↓↓↓
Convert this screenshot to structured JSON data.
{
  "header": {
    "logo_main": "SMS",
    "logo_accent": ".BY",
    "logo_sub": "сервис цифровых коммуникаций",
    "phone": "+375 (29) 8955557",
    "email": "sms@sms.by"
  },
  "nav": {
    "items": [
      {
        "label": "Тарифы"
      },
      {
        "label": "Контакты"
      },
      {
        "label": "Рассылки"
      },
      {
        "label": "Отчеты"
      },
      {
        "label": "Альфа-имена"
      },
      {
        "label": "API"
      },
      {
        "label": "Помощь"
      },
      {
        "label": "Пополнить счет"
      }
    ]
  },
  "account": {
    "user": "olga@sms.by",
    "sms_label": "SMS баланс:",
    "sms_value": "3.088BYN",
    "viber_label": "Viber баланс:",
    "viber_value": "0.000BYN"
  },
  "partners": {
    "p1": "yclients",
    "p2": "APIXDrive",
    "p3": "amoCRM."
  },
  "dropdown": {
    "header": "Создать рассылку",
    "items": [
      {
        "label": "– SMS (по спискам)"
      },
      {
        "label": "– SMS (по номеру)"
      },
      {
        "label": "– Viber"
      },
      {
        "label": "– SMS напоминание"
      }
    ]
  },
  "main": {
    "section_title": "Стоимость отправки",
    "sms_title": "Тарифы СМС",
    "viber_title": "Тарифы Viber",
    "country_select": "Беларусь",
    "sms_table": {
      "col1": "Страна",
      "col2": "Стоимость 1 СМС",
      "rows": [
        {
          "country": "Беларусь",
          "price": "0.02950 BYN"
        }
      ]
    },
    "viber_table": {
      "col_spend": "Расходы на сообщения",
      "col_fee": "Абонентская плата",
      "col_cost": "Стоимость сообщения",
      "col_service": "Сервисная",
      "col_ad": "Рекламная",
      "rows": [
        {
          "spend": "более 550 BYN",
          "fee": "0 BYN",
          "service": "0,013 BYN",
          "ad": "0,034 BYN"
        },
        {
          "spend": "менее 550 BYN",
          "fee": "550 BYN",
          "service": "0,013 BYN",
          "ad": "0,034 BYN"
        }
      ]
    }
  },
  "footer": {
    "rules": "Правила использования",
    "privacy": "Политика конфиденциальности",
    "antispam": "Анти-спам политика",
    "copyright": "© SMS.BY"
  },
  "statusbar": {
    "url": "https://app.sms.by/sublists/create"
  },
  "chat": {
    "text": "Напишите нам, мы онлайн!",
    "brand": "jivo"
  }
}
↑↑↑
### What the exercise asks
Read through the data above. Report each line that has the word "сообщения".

### Answer box
      "col_spend": "Расходы на сообщения",
      "col_cost": "Стоимость сообщения",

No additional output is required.